Two passages from the text describe the ambivalence we can experience around this dual process of moving towards the light while at the same time beginning to use that light to look more deeply and eventually beyond the darkness of the ego. The fear that is aroused by approaching the light, as well as the process of looking together with Jesus at the darkness, are aptly described in the following:
“As the light comes nearer you will rush to darkness, shrinking from the truth, sometimes retreating to the lesser forms of fear, and sometimes to stark terror. But you will advance, because your goal is the advance from fear to truth. The goal you accepted is the goal of knowledge, for which you signified your willingness. Fear seems to live in darkness, and when you are afraid you have stepped back. Let us then join quickly in an instant of light, and it will be enough to remind you that your goal is light. (T.18.III.2).
And the fear that is associated with uncovering the ego’s layers of sin and guilt in the mind, as well as the process of recognizing its unreality, is powerfully described in the following:
“The closer you come to the foundation of the ego’s thought system, the darker and more obscure becomes the way. Yet even the little spark in your mind is enough to lighten it. Bring this light fearlessly with you, and bravely hold it up to the foundation of the ego’s thought system. Be willing to judge it with perfect honesty. Open the dark cornerstone of terror on which it rests, and bring it out into the light. There you will see that it rested on meaninglessness, and that everything of which you have been afraid was based on nothing” (T.11.in.3:5,6,7,8,9,10).
Additional readings from the text that may help you get a clearer picture of what the fear is all about and what the process of releasing that fear involves, in the context of our relationship with our brother, joined with Jesus, include “Light in the Dream” (T.18.III) and “The Fear to Look Within” (T.21.IV) .
Q #822: I saw the new movie, “What the Bleep Do You Know?”. I found it very powerfully presented, and I was struck by how much it sounded like A Course in Miracles’ teachings. Please give your comments.
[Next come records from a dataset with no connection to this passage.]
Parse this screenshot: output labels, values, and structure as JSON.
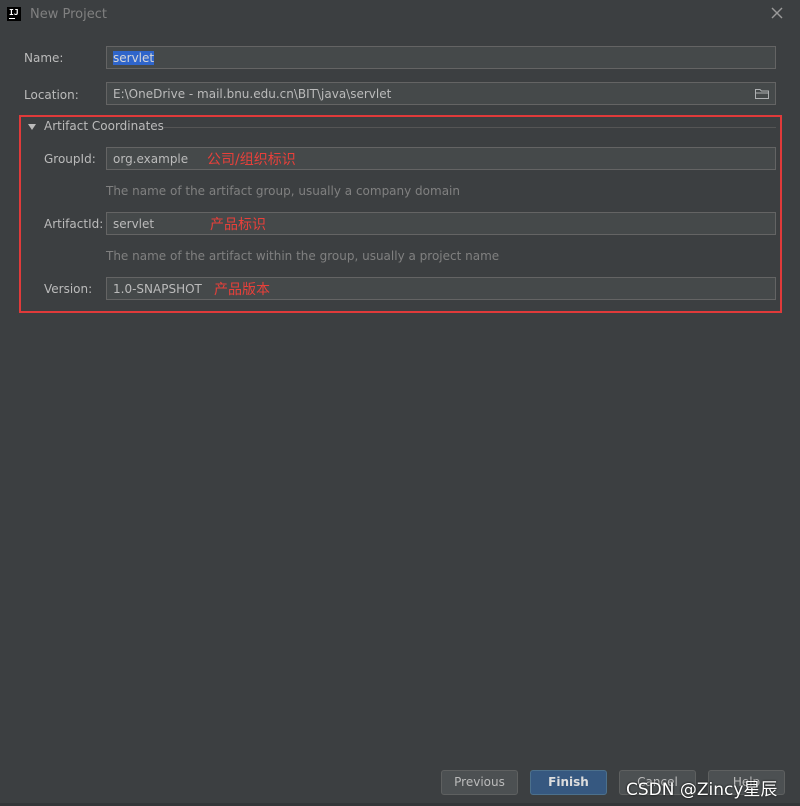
{
  "window": {
    "title": "New Project"
  },
  "form": {
    "name_label": "Name:",
    "name_value": "servlet",
    "location_label": "Location:",
    "location_value": "E:\\OneDrive - mail.bnu.edu.cn\\BIT\\java\\servlet"
  },
  "artifact": {
    "section_title": "Artifact Coordinates",
    "group_label": "GroupId:",
    "group_value": "org.example",
    "group_hint": "The name of the artifact group, usually a company domain",
    "artifact_label": "ArtifactId:",
    "artifact_value": "servlet",
    "artifact_hint": "The name of the artifact within the group, usually a project name",
    "version_label": "Version:",
    "version_value": "1.0-SNAPSHOT"
  },
  "annotations": {
    "group_note": "公司/组织标识",
    "artifact_note": "产品标识",
    "version_note": "产品版本"
  },
  "buttons": {
    "previous": "Previous",
    "finish": "Finish",
    "cancel": "Cancel",
    "help": "Help"
  },
  "watermark": "CSDN @Zincy星辰",
  "colors": {
    "background": "#3c3f41",
    "field": "#45494a",
    "accent": "#365880",
    "selection": "#2f65ca",
    "annotation": "#e8403a"
  }
}
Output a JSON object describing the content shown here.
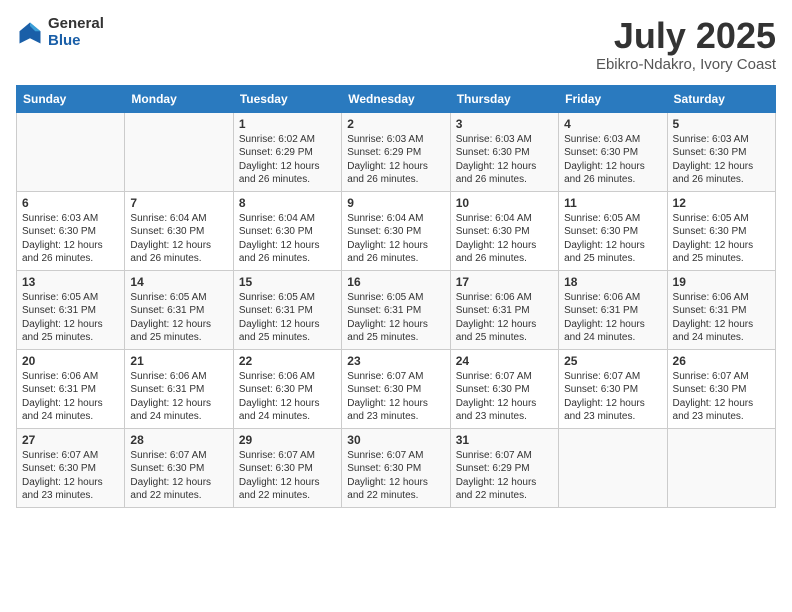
{
  "header": {
    "logo_general": "General",
    "logo_blue": "Blue",
    "title": "July 2025",
    "subtitle": "Ebikro-Ndakro, Ivory Coast"
  },
  "weekdays": [
    "Sunday",
    "Monday",
    "Tuesday",
    "Wednesday",
    "Thursday",
    "Friday",
    "Saturday"
  ],
  "weeks": [
    [
      {
        "day": "",
        "info": ""
      },
      {
        "day": "",
        "info": ""
      },
      {
        "day": "1",
        "info": "Sunrise: 6:02 AM\nSunset: 6:29 PM\nDaylight: 12 hours and 26 minutes."
      },
      {
        "day": "2",
        "info": "Sunrise: 6:03 AM\nSunset: 6:29 PM\nDaylight: 12 hours and 26 minutes."
      },
      {
        "day": "3",
        "info": "Sunrise: 6:03 AM\nSunset: 6:30 PM\nDaylight: 12 hours and 26 minutes."
      },
      {
        "day": "4",
        "info": "Sunrise: 6:03 AM\nSunset: 6:30 PM\nDaylight: 12 hours and 26 minutes."
      },
      {
        "day": "5",
        "info": "Sunrise: 6:03 AM\nSunset: 6:30 PM\nDaylight: 12 hours and 26 minutes."
      }
    ],
    [
      {
        "day": "6",
        "info": "Sunrise: 6:03 AM\nSunset: 6:30 PM\nDaylight: 12 hours and 26 minutes."
      },
      {
        "day": "7",
        "info": "Sunrise: 6:04 AM\nSunset: 6:30 PM\nDaylight: 12 hours and 26 minutes."
      },
      {
        "day": "8",
        "info": "Sunrise: 6:04 AM\nSunset: 6:30 PM\nDaylight: 12 hours and 26 minutes."
      },
      {
        "day": "9",
        "info": "Sunrise: 6:04 AM\nSunset: 6:30 PM\nDaylight: 12 hours and 26 minutes."
      },
      {
        "day": "10",
        "info": "Sunrise: 6:04 AM\nSunset: 6:30 PM\nDaylight: 12 hours and 26 minutes."
      },
      {
        "day": "11",
        "info": "Sunrise: 6:05 AM\nSunset: 6:30 PM\nDaylight: 12 hours and 25 minutes."
      },
      {
        "day": "12",
        "info": "Sunrise: 6:05 AM\nSunset: 6:30 PM\nDaylight: 12 hours and 25 minutes."
      }
    ],
    [
      {
        "day": "13",
        "info": "Sunrise: 6:05 AM\nSunset: 6:31 PM\nDaylight: 12 hours and 25 minutes."
      },
      {
        "day": "14",
        "info": "Sunrise: 6:05 AM\nSunset: 6:31 PM\nDaylight: 12 hours and 25 minutes."
      },
      {
        "day": "15",
        "info": "Sunrise: 6:05 AM\nSunset: 6:31 PM\nDaylight: 12 hours and 25 minutes."
      },
      {
        "day": "16",
        "info": "Sunrise: 6:05 AM\nSunset: 6:31 PM\nDaylight: 12 hours and 25 minutes."
      },
      {
        "day": "17",
        "info": "Sunrise: 6:06 AM\nSunset: 6:31 PM\nDaylight: 12 hours and 25 minutes."
      },
      {
        "day": "18",
        "info": "Sunrise: 6:06 AM\nSunset: 6:31 PM\nDaylight: 12 hours and 24 minutes."
      },
      {
        "day": "19",
        "info": "Sunrise: 6:06 AM\nSunset: 6:31 PM\nDaylight: 12 hours and 24 minutes."
      }
    ],
    [
      {
        "day": "20",
        "info": "Sunrise: 6:06 AM\nSunset: 6:31 PM\nDaylight: 12 hours and 24 minutes."
      },
      {
        "day": "21",
        "info": "Sunrise: 6:06 AM\nSunset: 6:31 PM\nDaylight: 12 hours and 24 minutes."
      },
      {
        "day": "22",
        "info": "Sunrise: 6:06 AM\nSunset: 6:30 PM\nDaylight: 12 hours and 24 minutes."
      },
      {
        "day": "23",
        "info": "Sunrise: 6:07 AM\nSunset: 6:30 PM\nDaylight: 12 hours and 23 minutes."
      },
      {
        "day": "24",
        "info": "Sunrise: 6:07 AM\nSunset: 6:30 PM\nDaylight: 12 hours and 23 minutes."
      },
      {
        "day": "25",
        "info": "Sunrise: 6:07 AM\nSunset: 6:30 PM\nDaylight: 12 hours and 23 minutes."
      },
      {
        "day": "26",
        "info": "Sunrise: 6:07 AM\nSunset: 6:30 PM\nDaylight: 12 hours and 23 minutes."
      }
    ],
    [
      {
        "day": "27",
        "info": "Sunrise: 6:07 AM\nSunset: 6:30 PM\nDaylight: 12 hours and 23 minutes."
      },
      {
        "day": "28",
        "info": "Sunrise: 6:07 AM\nSunset: 6:30 PM\nDaylight: 12 hours and 22 minutes."
      },
      {
        "day": "29",
        "info": "Sunrise: 6:07 AM\nSunset: 6:30 PM\nDaylight: 12 hours and 22 minutes."
      },
      {
        "day": "30",
        "info": "Sunrise: 6:07 AM\nSunset: 6:30 PM\nDaylight: 12 hours and 22 minutes."
      },
      {
        "day": "31",
        "info": "Sunrise: 6:07 AM\nSunset: 6:29 PM\nDaylight: 12 hours and 22 minutes."
      },
      {
        "day": "",
        "info": ""
      },
      {
        "day": "",
        "info": ""
      }
    ]
  ]
}
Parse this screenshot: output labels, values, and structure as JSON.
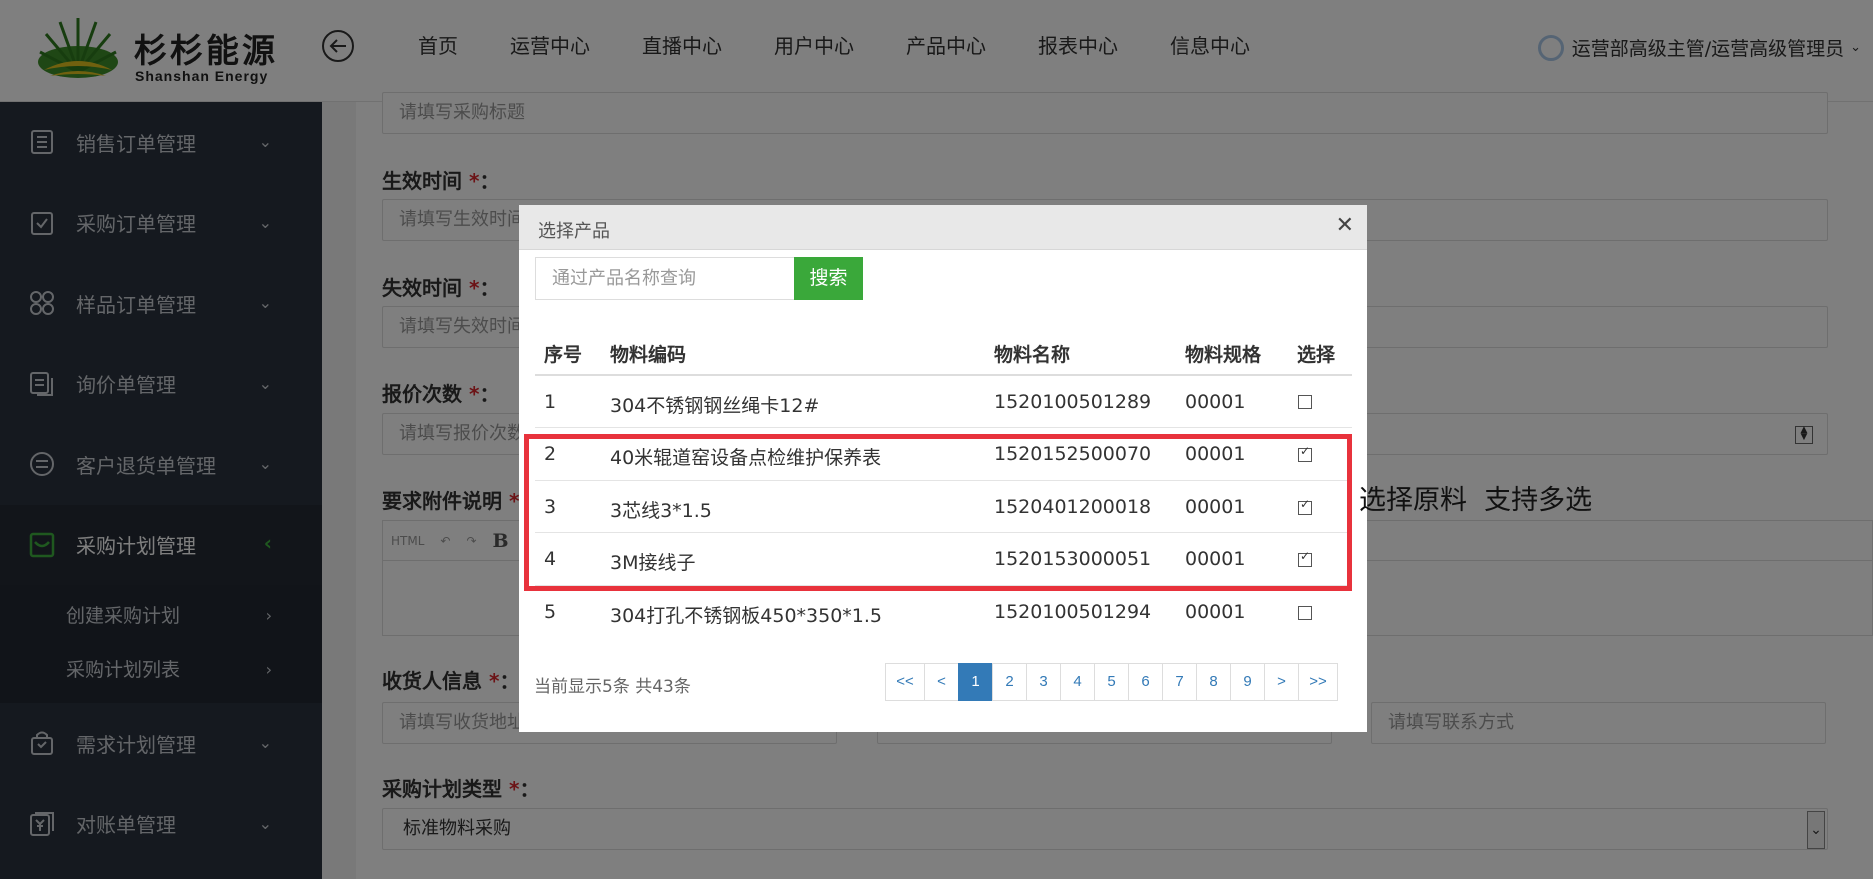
{
  "brand": {
    "name_cn": "杉杉能源",
    "name_en": "Shanshan Energy"
  },
  "nav": {
    "items": [
      {
        "label": "首页",
        "active": false
      },
      {
        "label": "运营中心",
        "active": true
      },
      {
        "label": "直播中心",
        "active": false
      },
      {
        "label": "用户中心",
        "active": false
      },
      {
        "label": "产品中心",
        "active": false
      },
      {
        "label": "报表中心",
        "active": false
      },
      {
        "label": "信息中心",
        "active": false
      }
    ],
    "user": "运营部高级主管/运营高级管理员",
    "accent": "#3a9b3a"
  },
  "sidebar": {
    "items": [
      {
        "label": "销售订单管理",
        "icon": "list-doc-icon"
      },
      {
        "label": "采购订单管理",
        "icon": "clipboard-check-icon"
      },
      {
        "label": "样品订单管理",
        "icon": "grid-circles-icon"
      },
      {
        "label": "询价单管理",
        "icon": "doc-copy-icon"
      },
      {
        "label": "客户退货单管理",
        "icon": "exchange-circle-icon"
      },
      {
        "label": "采购计划管理",
        "icon": "inbox-icon",
        "active": true
      },
      {
        "label": "需求计划管理",
        "icon": "bag-icon"
      },
      {
        "label": "对账单管理",
        "icon": "yen-doc-icon"
      }
    ],
    "sub_items": [
      {
        "label": "创建采购计划"
      },
      {
        "label": "采购计划列表"
      }
    ]
  },
  "form": {
    "title_placeholder": "请填写采购标题",
    "effective_label": "生效时间",
    "effective_placeholder": "请填写生效时间",
    "expire_label": "失效时间",
    "expire_placeholder": "请填写失效时间",
    "quote_label": "报价次数",
    "quote_placeholder": "请填写报价次数",
    "attach_label": "要求附件说明",
    "editor_html": "HTML",
    "editor_bold": "B",
    "receiver_label": "收货人信息",
    "receiver_placeholder": "请填写收货地址",
    "contact_placeholder": "请填写联系方式",
    "type_label": "采购计划类型",
    "type_value": "标准物料采购",
    "required_mark": "*",
    "colon": "："
  },
  "modal": {
    "title": "选择产品",
    "close": "✕",
    "search_placeholder": "通过产品名称查询",
    "search_button": "搜索",
    "columns": [
      "序号",
      "物料编码",
      "物料名称",
      "物料规格",
      "选择"
    ],
    "rows": [
      {
        "no": "1",
        "code": "304不锈钢钢丝绳卡12#",
        "name": "1520100501289",
        "spec": "00001",
        "checked": false
      },
      {
        "no": "2",
        "code": "40米辊道窑设备点检维护保养表",
        "name": "1520152500070",
        "spec": "00001",
        "checked": true
      },
      {
        "no": "3",
        "code": "3芯线3*1.5",
        "name": "1520401200018",
        "spec": "00001",
        "checked": true
      },
      {
        "no": "4",
        "code": "3M接线子",
        "name": "1520153000051",
        "spec": "00001",
        "checked": true
      },
      {
        "no": "5",
        "code": "304打孔不锈钢板450*350*1.5",
        "name": "1520100501294",
        "spec": "00001",
        "checked": false
      }
    ],
    "info": "当前显示5条 共43条",
    "pages": [
      "<<",
      "<",
      "1",
      "2",
      "3",
      "4",
      "5",
      "6",
      "7",
      "8",
      "9",
      ">",
      ">>"
    ],
    "current_page": "1"
  },
  "annotation": {
    "text": "选择原料  支持多选",
    "color": "#e8323c"
  }
}
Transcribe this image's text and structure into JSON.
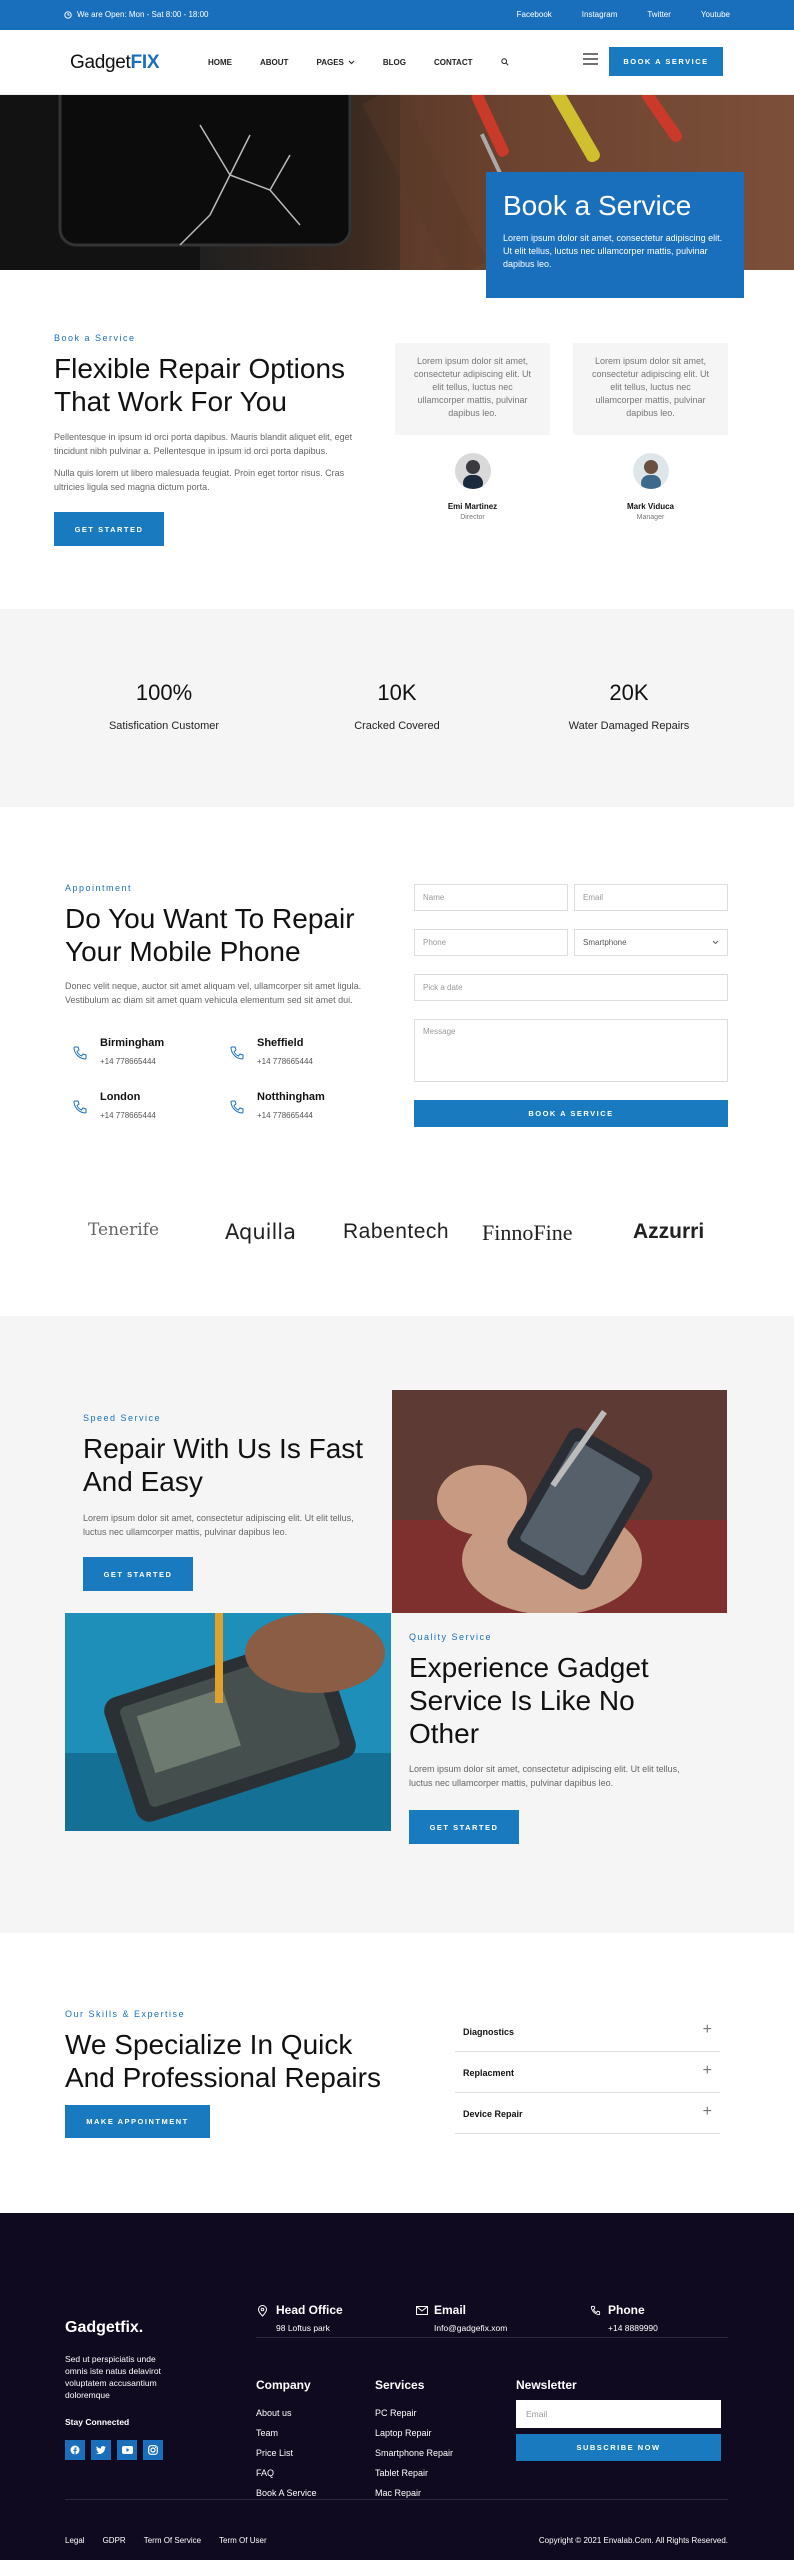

A: There is a strong similarity between the theories presented in the movie and what the Course teaches. Both say the world of matter is a product of thought. The difference, though — and it is a decisive difference — is that A Course in Miracles says the thought itself is illusory ! As far as we know, no physicist has ever taken this step, and probably could not from his stance as a scientist. The integration of this theory that matter is a product of thought with practical living in the world is one of the major contributions of the Course.